However, the government has not covered itself with glory either.
Network Rail, owner of tracks, stations and signals, and train operators have effectively been nationalised. This means any wage increase above the 2 per cent norm in the public sector must be approved by Westminster – and politicians want the companies to justify any increases by identifying cost savings to cushion the impact on the Treasury.
Although the RMT has rejected a series of pay offers from Network Rail, train operators were not allowed to bid more than 2 per cent until last month – and only then with the government’s condition that all on-board guards be cut off.

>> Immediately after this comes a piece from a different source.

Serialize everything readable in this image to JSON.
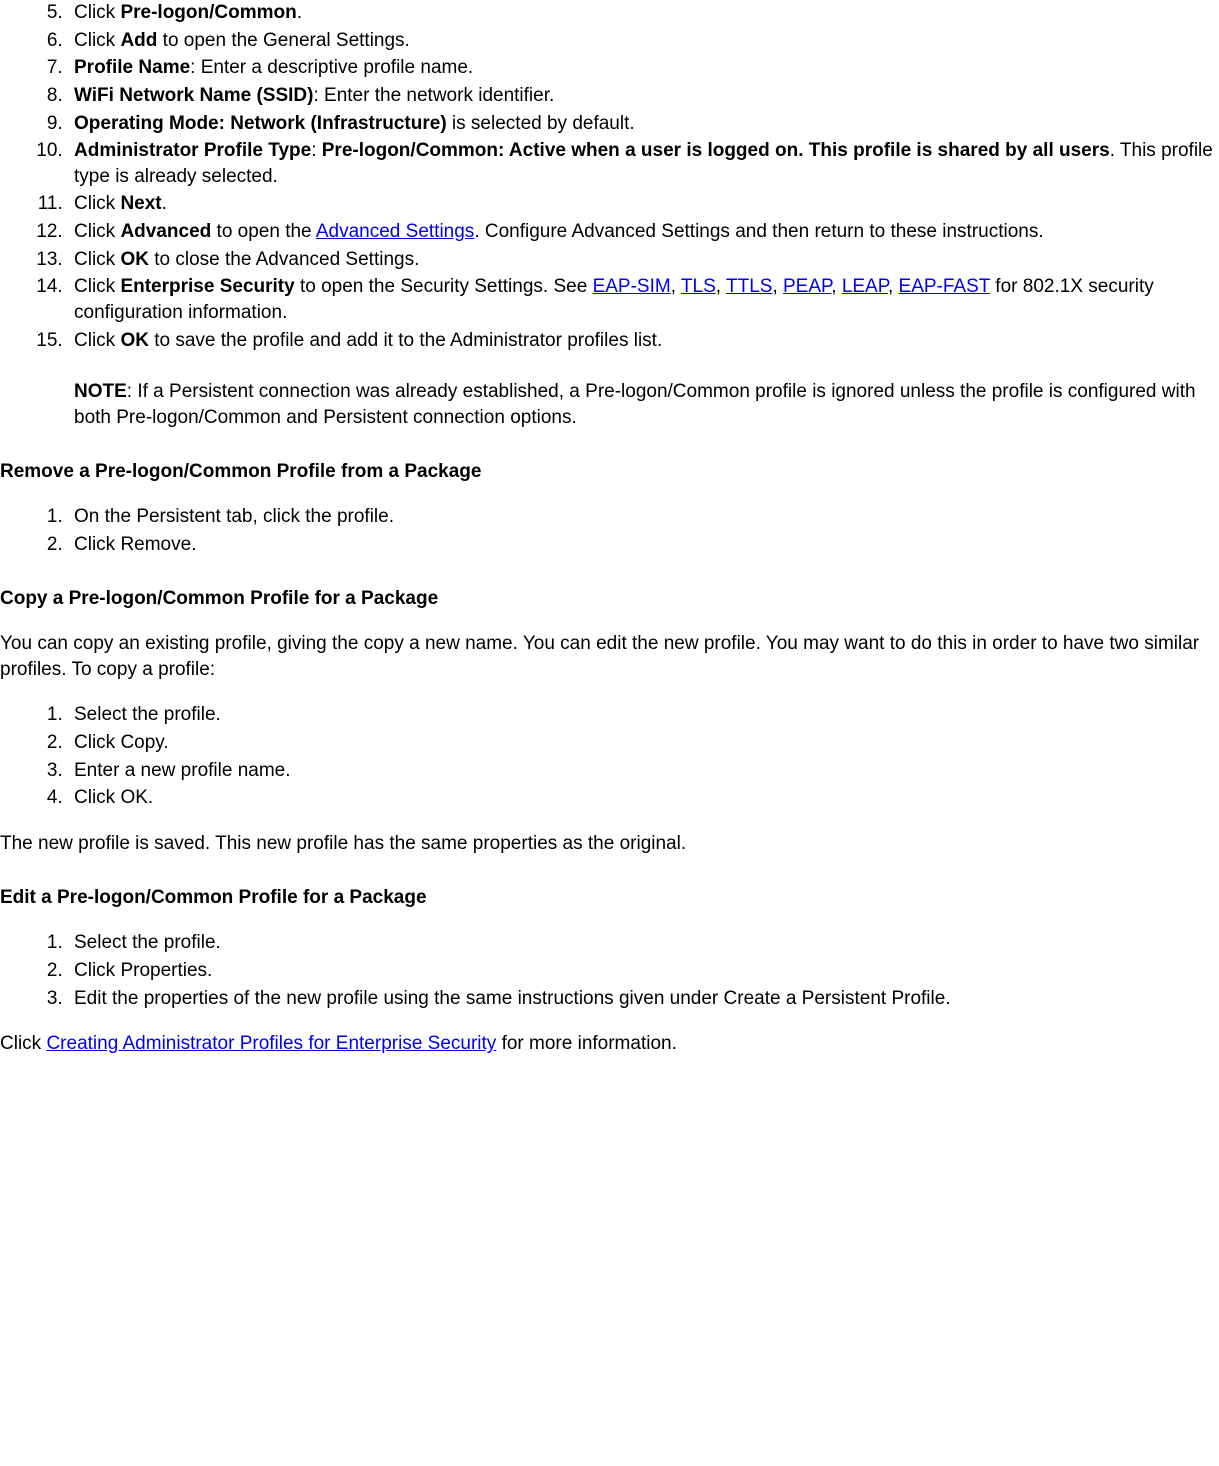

Such a condition is a “red line” for both the RMT and Aslef, who claim it was inserted to make the wage deal fail.
So when will this end?
The February strikes may not be happening at all – although the RMT said the February 1 action was linked to a wider “TUC day of action, where several unions are coordinating their strikes amid the cost-of-living crisis”.
Nevertheless, if ministers backtrack on demands to cut guards and sweeten a wage deal by a percentage point or so, we could soon see the RMT take it to a vote of their members with a recommendation to support.
Likewise, if a similar deal were offered to Aslef, the same could happen – although the negotiations lag behind those of the RMT.
It’s a similar situation on Network Rail, where slightly sweeter terms may be enough to break the deadlock.
Mick Lynch of the RMT is under increasing pressure from its members to reach an agreement. They’ve lost 18 days’ worth of wages since the fallout began — and are also missing out on pay raises of about 9 percent over two years.
For Mick Whelan at Aslef, it’s a different kind of pressure. The drivers’ union is seen as less militant, but will still stick to its demands for wage increases close to or even at rates of inflation.